“What’s your revenue model?” Rogers asks. He gets James to tell him that she is charging about $100 an hour to do targeted job searches, and has made $30,000 since December.
After the panel grills her for a while, Rogers says, “I would tell you you were trying to climb up a hill with oil all over it. But what we’ve seen recently with Reverend Jackson and Intel means you have an opportunity to build this.” He’s referring to the public shamings of the high-tech industry led by Reverend Jesse Jackson, which have gotten companies like Facebook and Google to publish their diversity data, and to Intel’s announcement that it will spend $300 million to make its technical and management ranks more diverse.
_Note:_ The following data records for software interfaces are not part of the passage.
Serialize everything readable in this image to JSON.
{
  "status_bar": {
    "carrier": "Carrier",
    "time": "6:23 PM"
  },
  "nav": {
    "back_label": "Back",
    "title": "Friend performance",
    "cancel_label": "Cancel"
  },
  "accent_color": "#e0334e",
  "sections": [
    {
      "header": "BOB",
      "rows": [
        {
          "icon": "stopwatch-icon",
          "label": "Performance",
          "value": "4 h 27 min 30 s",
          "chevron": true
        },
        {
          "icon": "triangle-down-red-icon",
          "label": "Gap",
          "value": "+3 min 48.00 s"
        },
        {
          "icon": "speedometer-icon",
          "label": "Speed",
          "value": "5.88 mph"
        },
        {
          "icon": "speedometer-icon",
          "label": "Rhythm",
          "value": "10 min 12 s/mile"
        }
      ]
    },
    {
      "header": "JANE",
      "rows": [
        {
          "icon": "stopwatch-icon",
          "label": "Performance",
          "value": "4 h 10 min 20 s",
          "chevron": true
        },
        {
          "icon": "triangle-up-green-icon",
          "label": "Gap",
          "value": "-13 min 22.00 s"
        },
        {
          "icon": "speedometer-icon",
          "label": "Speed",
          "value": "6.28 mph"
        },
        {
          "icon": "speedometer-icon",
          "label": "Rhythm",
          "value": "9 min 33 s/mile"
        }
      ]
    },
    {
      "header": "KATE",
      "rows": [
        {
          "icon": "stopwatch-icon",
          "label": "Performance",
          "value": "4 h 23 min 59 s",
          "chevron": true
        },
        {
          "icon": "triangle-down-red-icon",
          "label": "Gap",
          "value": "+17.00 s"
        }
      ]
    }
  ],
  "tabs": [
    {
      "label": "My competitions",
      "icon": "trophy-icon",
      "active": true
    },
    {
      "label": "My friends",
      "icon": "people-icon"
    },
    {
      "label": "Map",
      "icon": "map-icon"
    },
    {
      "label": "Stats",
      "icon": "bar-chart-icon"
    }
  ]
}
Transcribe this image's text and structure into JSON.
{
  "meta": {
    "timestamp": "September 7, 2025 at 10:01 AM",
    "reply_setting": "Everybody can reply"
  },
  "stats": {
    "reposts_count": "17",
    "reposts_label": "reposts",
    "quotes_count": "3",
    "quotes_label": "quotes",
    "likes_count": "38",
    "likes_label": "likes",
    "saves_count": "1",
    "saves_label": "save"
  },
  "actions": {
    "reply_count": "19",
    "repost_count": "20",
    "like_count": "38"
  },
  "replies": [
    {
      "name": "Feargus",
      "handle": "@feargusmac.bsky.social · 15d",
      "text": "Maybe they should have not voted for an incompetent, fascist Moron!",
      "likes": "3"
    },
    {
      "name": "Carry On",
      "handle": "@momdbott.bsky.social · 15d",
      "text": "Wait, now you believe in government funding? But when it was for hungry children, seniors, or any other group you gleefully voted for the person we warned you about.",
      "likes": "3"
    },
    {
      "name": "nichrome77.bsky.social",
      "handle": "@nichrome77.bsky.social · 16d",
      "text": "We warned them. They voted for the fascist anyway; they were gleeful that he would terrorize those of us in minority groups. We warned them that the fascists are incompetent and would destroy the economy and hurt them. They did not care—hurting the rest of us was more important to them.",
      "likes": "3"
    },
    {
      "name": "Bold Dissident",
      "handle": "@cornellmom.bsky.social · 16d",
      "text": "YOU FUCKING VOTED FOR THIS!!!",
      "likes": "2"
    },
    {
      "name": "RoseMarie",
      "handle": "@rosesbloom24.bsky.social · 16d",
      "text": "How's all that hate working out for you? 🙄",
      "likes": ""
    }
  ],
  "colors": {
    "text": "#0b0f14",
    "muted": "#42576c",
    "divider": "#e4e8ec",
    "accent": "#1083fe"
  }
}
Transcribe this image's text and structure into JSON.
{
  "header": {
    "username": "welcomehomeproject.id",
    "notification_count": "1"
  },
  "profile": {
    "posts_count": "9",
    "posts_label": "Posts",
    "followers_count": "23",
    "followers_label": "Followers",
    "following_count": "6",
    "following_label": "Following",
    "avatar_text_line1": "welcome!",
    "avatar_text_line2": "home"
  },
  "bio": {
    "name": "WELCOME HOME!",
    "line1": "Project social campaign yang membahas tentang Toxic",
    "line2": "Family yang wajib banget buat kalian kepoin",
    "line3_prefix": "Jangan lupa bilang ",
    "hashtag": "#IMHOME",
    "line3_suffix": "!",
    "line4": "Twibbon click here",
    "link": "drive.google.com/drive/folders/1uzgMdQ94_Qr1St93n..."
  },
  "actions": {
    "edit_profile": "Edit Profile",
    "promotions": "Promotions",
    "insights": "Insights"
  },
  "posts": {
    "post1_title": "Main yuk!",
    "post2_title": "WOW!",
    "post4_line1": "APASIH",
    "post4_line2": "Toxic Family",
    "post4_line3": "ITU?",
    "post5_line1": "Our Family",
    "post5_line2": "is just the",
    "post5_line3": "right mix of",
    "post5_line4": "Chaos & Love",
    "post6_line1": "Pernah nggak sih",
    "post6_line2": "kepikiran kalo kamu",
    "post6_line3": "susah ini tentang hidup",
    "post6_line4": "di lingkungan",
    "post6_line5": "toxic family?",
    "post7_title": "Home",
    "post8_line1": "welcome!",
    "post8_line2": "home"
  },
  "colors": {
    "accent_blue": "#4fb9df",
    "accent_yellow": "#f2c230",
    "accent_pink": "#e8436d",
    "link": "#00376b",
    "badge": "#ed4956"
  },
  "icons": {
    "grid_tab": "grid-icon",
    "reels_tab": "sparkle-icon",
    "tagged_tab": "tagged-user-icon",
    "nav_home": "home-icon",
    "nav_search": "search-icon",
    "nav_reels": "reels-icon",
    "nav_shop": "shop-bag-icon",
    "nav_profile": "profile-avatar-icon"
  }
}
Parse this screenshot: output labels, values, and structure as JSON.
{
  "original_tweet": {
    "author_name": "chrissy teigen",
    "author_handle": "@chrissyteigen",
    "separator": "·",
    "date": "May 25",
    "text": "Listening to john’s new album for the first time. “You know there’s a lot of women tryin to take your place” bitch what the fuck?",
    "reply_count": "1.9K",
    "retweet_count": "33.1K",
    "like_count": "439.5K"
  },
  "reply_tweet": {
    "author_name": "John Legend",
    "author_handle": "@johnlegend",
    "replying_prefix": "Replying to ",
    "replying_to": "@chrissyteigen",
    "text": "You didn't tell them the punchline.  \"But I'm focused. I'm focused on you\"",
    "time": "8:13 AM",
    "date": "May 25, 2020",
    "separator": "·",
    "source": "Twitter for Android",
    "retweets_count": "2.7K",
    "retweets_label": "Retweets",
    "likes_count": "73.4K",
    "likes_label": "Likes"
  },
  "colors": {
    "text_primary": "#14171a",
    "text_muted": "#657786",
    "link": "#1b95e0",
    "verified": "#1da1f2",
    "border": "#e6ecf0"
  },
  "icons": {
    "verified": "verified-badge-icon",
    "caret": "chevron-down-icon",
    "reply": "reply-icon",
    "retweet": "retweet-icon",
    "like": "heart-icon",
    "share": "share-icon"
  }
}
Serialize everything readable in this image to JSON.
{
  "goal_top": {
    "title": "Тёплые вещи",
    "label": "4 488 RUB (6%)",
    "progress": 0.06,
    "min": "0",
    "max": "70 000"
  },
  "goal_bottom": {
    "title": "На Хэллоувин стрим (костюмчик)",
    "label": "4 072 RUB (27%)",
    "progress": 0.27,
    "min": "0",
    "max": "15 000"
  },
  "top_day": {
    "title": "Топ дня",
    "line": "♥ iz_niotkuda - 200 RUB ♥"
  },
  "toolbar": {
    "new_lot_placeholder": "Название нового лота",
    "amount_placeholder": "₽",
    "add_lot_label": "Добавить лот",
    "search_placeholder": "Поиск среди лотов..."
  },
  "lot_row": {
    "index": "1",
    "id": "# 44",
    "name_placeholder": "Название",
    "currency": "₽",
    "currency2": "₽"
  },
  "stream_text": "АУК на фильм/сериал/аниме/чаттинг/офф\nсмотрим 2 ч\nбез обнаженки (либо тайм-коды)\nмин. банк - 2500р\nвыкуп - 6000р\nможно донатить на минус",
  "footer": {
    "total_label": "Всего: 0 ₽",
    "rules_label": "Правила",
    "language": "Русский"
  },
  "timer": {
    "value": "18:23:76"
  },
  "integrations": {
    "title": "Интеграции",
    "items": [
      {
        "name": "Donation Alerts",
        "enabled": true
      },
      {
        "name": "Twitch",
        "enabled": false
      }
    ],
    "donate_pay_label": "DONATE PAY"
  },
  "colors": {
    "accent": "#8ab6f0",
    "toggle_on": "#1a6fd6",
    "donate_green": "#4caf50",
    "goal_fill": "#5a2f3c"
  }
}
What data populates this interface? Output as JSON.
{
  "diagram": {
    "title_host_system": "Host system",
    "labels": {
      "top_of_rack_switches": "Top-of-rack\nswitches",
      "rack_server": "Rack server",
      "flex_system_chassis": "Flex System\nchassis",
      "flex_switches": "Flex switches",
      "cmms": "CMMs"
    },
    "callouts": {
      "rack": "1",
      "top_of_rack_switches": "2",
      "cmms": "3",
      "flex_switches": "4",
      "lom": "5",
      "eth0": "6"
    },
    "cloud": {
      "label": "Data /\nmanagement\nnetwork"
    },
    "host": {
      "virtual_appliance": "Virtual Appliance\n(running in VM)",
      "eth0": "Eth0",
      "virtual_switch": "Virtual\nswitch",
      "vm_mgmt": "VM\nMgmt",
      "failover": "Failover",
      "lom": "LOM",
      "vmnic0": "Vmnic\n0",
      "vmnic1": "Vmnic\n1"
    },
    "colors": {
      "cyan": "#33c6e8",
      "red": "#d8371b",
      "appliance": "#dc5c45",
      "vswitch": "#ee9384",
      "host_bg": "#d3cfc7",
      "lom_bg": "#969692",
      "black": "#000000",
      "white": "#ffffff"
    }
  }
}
James, whose company is arguably the least developed of any that were pitched, winds up the night’s big winner. She gets free consulting from both Rogers and from the African-American Student Union at Harvard Business School. Molly Gittens, founder of More Advertising, offers mentoring, as does Glynn Lloyd, CEO of CityFresh Foods and managing director of the Boston Impact Initiative. Aaron Green, who runs Professional Staffing Group and PSG Ventures, also offers mentoring and suggests he might want to invest. Northeastern University offers her legal services from its Community Business Clinic and space in its on-campus accelerator, IDEA.
Oloko gets an offer for mentoring from Lloyd, who plays tennis. He also wins the most-tweeted award.
He walks out of Hibernian Hall holding an envelope containing $250. In cash.
“Can you believe it?” he says as he steps into the rainy night. “They gave me cash. I’m not declaring this. The IRS will never know!”